For millions of traders and CNBC addicts, the word "Tesla" doesn't mean cars — it means TSLA, one of the wildest large-cap stocks the world has ever seen.

Driving the news: On Monday alone, Tesla opened $114 higher than its previous close, then gained another $136 within 15 minutes, then dropped by $324 before the market closed. (Even during the drop there was a half-hour period where the stock rose another $100.)

  • Each dollar of Tesla's share price corresponds to a market capitalization of $185 million, which means that Tesla lost more than $60 billion of value intraday. That's more than the market cap of Ford and Fiat Chrysler combined.

Large-caps aren't supposed to be this volatile. Tesla's Monday peak was 89% higher than the low point two weeks earlier — on no real news.

  • The rise was partly due to small retail investors rushing in, and partly due to short sellers getting squeezed. But ultimately looking for reasons is a fool's errand. (Can a short squeeze really last seven years?)
  • The one known known is that Tesla stock is highly volatile. Looking at the implied volatility suggested by options pricing, there's roughly a 15% chance that in three weeks time, Tesla stock will either be trading below $900 or above $4,000.

By the numbers: Tesla stock is popular among day-traders who don't like to hold any kind of position overnight. Partly as a result, it opened higher than its previous close every day this month up to yesterday.

  • If you bought one share of Tesla at the closing price each day in July and sold it immediately at the open the following morning, you would have made more than $450 between July 1 and July 15.*

Don't look to Wall Street analysts for clarity. Their price targets range from $87 (Gordon Johnson of GLJ Research) to $2,322 (Alex Potter of Piper Sandler).

  • Coming up: Tesla's second-quarter earnings arrive on July 22. If Musk can manage to eke out a profit, no matter how small, then that will mean four successive quarters of profitability — which in turn means that Tesla will be eligible to join the S&P 500, and index funds with trillions of dollars under management will be forced to buy the stock.

The bottom line: Cars and carmakers have had mythic status for decades. But for the time being it often seems that there's only one game in town.

Go deeper: Breaking down the Tesla obsession

Go deeper

Felix Salmon, author of Capital
Aug 27, 2020 - Economy & Business

How the Dow masquerades as a stock-market index

Photo illustration: Sarah Grillo/Axios. Photo: Johannes Eisele/AFP via Getty Images

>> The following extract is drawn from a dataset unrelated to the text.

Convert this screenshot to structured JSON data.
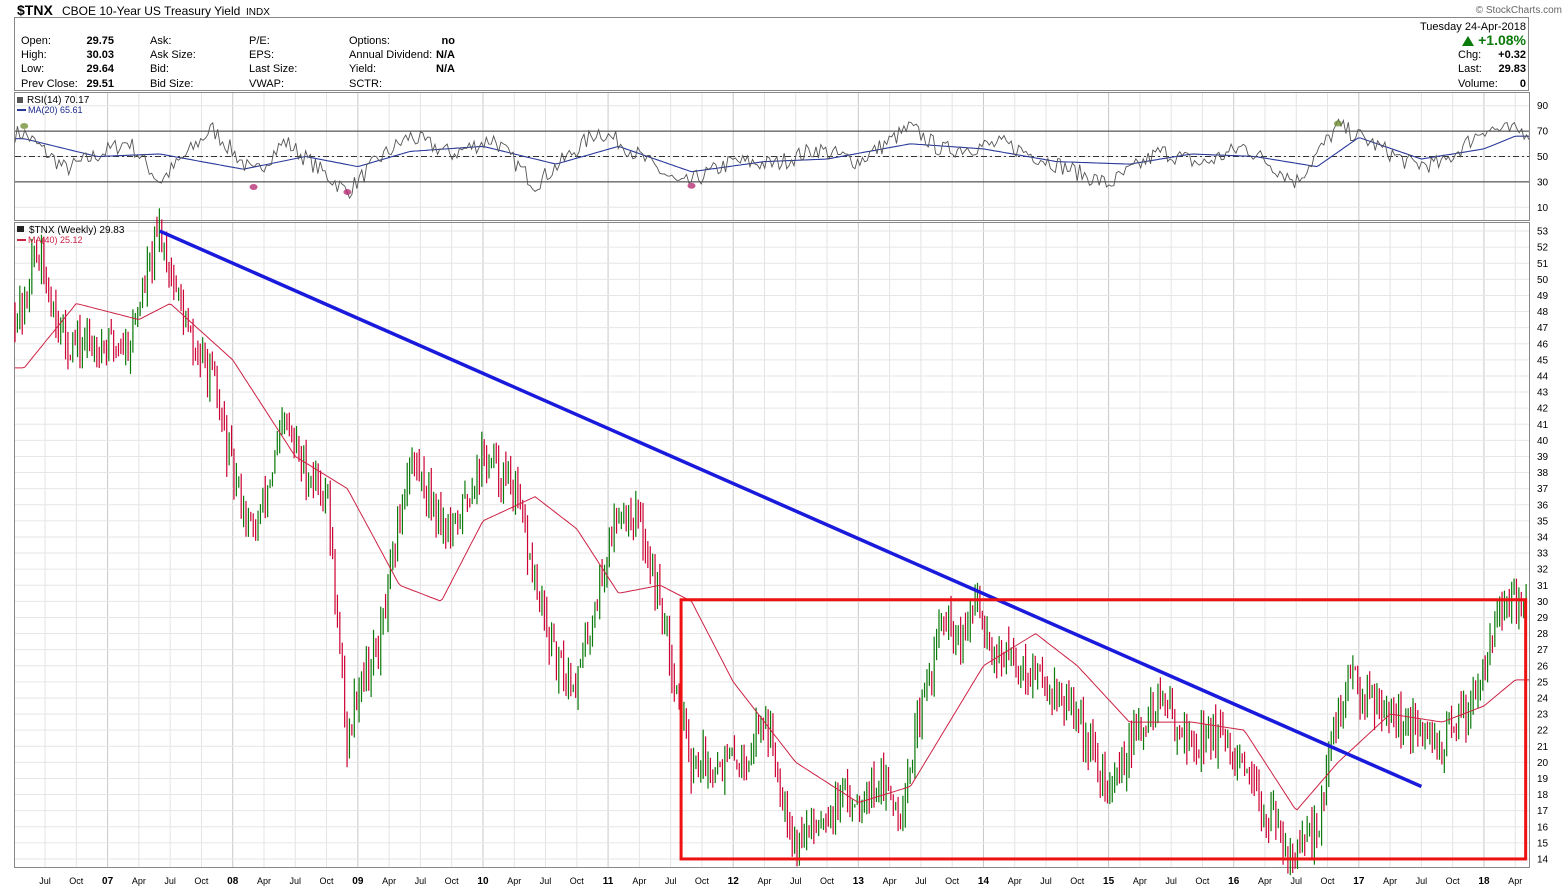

For all its weakness as a stock-market gauge, the Dow Jones Industrial Average continues to tell us a lot about the state of corporate America, as opposed to the state of the equity market.

Why it matters: The Dow is a slice of America masquerading as a stock-market index.

Updated 1 hour ago - Politics & Policy

Here come Earmarks 2.0

DeLauro at a hearing in May 2020. Photo: Alex Wong/Getty Images

The House Appropriations Committee is preparing to restore a limited version of earmarks, which give lawmakers power to direct spending to their districts to pay for special projects.

Why it matters: A series of scandals involving members in both parties prompted a moratorium on earmarks in 2011. But Democrats argue it's worth the risk to bring them back because earmarks would increase their leverage to pass critical legislation with a narrow majority, especially infrastructure and spending bills.

Ben Geman, author of Generate
2 hours ago - Energy & Environment

UN says Paris carbon-cutting plans fall far short

Illustration: Sarah Grillo/Axios

Nations' formal emissions-cutting pledges are collectively way too weak to put the world on track to meet the Paris climate deal's temperature-limiting target, a United Nations tally shows.

Driving the news: This morning the UN released an analysis of the most recent nationally determined contributions (NDCs) — that is, countries' medium-term emissions targets submitted under the 2015 pact.